Scoob! Holiday Haunt Is Forging Ahead With Recording Its Score, For An Understandable Reason

Up until last week's tumultuous series of industry-shaking events spearheaded by Warner Bros. Discovery, the 2020 animated "Scoob!" movie was perhaps most well-known for driving some troubling corners of the internet into obsessing over a certain female cop character. (Warning: Don't click that link unless you're well and truly prepared to go down that rabbit hole.) But now, after the shocking development that saw both the nearly-completed "Batgirl" and the in-production "Scoob!" sequel shelved entirely, the lasting legacy of this would-be franchise is now more accurately defined by what audiences weren't able to see — namely, the actual movie itself.

But even after the heartbreaking decision to prevent viewers from ever appreciating the hard work that countless animators poured into the project, it seems that at least one aspect will continue to forge ahead and be brought to completion.

To state the obvious, there's absolutely nothing normal about pulling an expensive animated sequel (reported to have cost roughly $40 million) from release, so perhaps it stands to reason that we'd receive the equally as unusual news that the musicians are still intent on finishing recording the score of the film. That's the report from "Scoob! Holiday Haunt" producer Tony Cervone (director of the first "Scoob!" film), via Variety, which details the bizarre state of limbo that some members of the production find themselves in. The show must go on — or parts of it, at least — and those responsible for the film's score are making the most of it.

The show must go on

Ever think about what might happen to a film's score that's only partway through recording when those in charge suddenly scrap the entire project? Well, some deeply unfortunate musicians are discovering the answer to that very question in the oddest possible way. In an Instagram post shared over this past weekend by Cervone, the "Scoob!" sequel producer revealed the surprising news that the musicians already recruited to create the now-defunct movie's score have been hard at work, still laboring over the final recording for a film that will no longer come out. The reason? Well, as he puts it:

"So what do you do when the movie is canceled, but you've already paid for the stage and the musicians? You record the damn score!"

At the very least, it's good to know that the many unseen talent behind the production are still being compensated for their hard work ... even if audiences will never get to see the fruit of their labor. One might hope that Warner Bros. would find a way to officially release this score for viewers to enjoy, but the complicated legality of it all makes it difficult to guess whether that could actually happen or not.

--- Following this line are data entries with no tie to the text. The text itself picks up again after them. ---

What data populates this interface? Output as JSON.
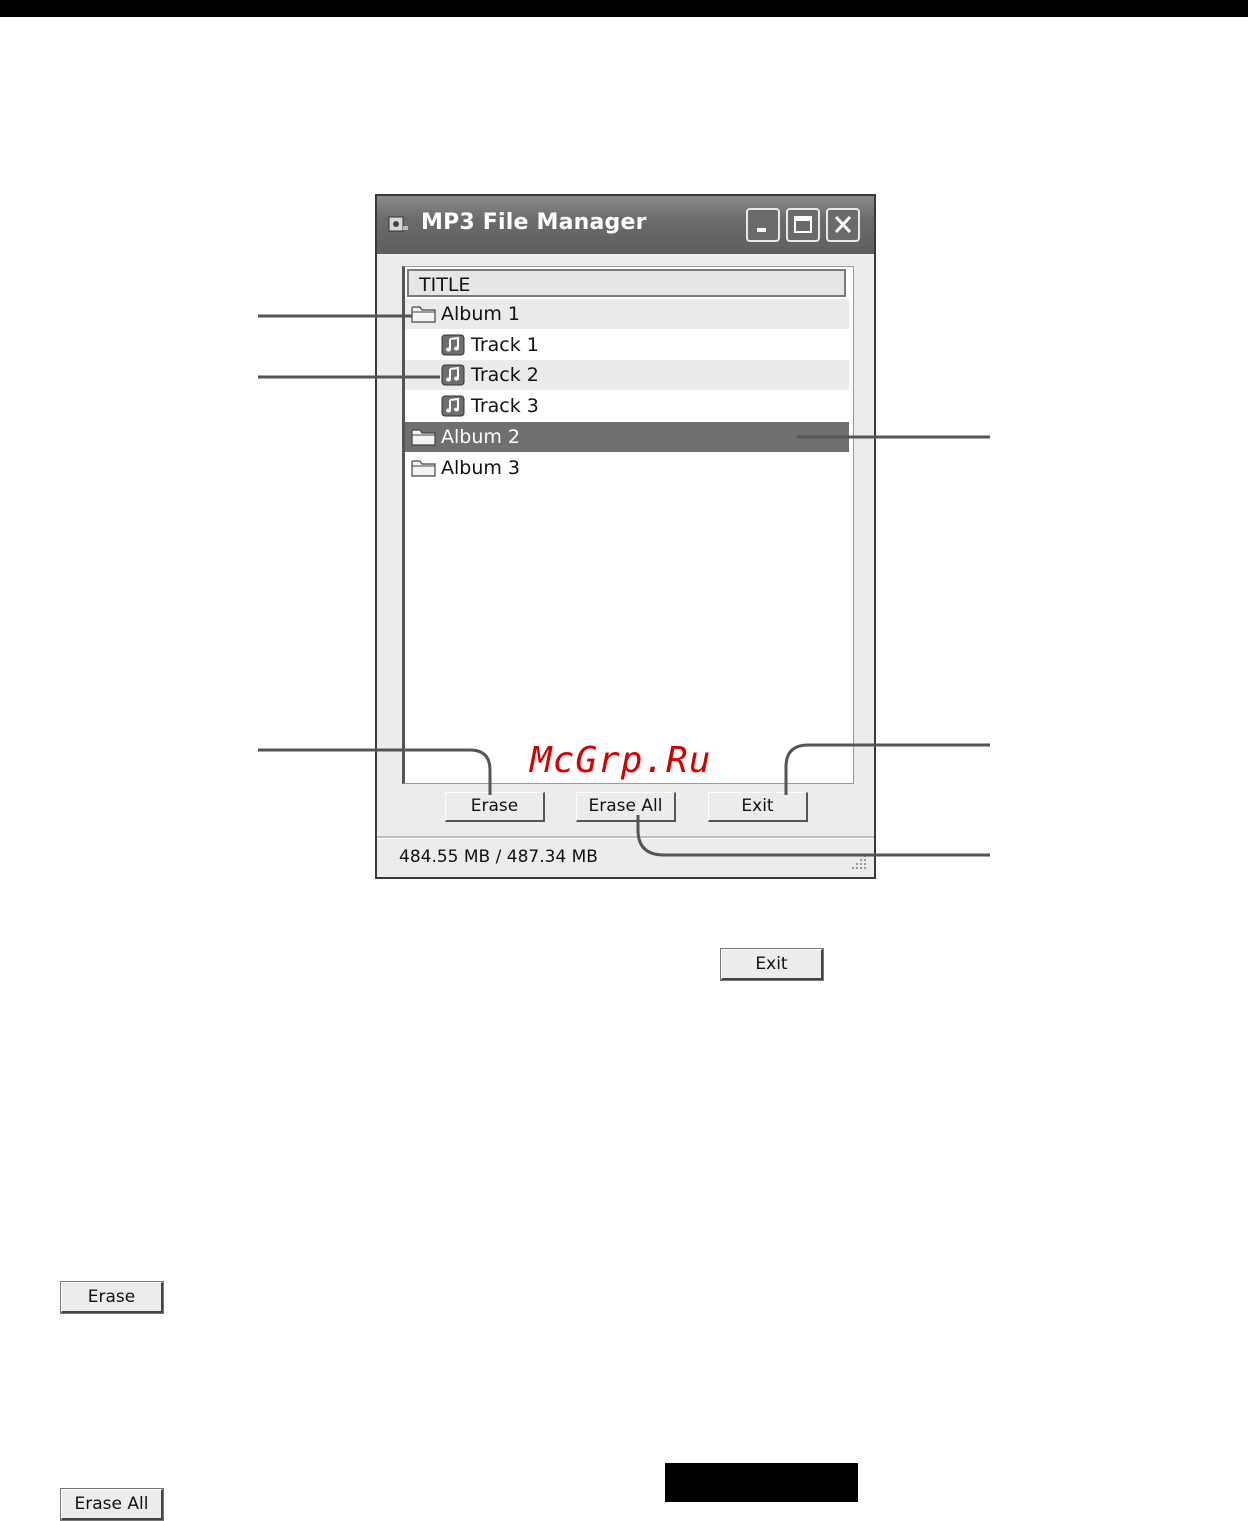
{
  "window": {
    "title": "MP3 File Manager",
    "column_header": "TITLE",
    "rows": [
      {
        "type": "folder",
        "label": "Album 1",
        "indent": 0,
        "selected": false,
        "alt": true
      },
      {
        "type": "track",
        "label": "Track 1",
        "indent": 1,
        "selected": false,
        "alt": false
      },
      {
        "type": "track",
        "label": "Track 2",
        "indent": 1,
        "selected": false,
        "alt": true
      },
      {
        "type": "track",
        "label": "Track 3",
        "indent": 1,
        "selected": false,
        "alt": false
      },
      {
        "type": "folder",
        "label": "Album 2",
        "indent": 0,
        "selected": true,
        "alt": false
      },
      {
        "type": "folder",
        "label": "Album 3",
        "indent": 0,
        "selected": false,
        "alt": false
      }
    ],
    "buttons": {
      "erase": "Erase",
      "erase_all": "Erase All",
      "exit": "Exit"
    },
    "status": "484.55 MB / 487.34 MB"
  },
  "watermark": "McGrp.Ru",
  "standalone_buttons": {
    "exit": "Exit",
    "erase": "Erase",
    "erase_all": "Erase All"
  },
  "colors": {
    "titlebar": "#6c6c6c",
    "selected_row": "#707070",
    "watermark": "#d40000"
  }
}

After all, a key facet of the decision to take a tax write-down on a movie like "Scoob!" prevents the studio from ever making any actual money from the production. In that light, it doesn't seem likely that this score will ever find itself available to stream on Spotify or Google Music at any point.

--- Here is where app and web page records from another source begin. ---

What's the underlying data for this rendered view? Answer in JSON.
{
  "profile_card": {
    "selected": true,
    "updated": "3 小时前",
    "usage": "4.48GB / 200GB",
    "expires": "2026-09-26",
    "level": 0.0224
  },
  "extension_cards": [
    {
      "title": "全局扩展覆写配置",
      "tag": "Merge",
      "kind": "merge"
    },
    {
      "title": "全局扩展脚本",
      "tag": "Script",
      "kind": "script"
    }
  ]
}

Still, as much as this might create comparisons to those band members on the Titanic, there's something admirable about finishing this job despite the awful circumstances. It's a necessary reminder that there are people behind every movie, not just numbers.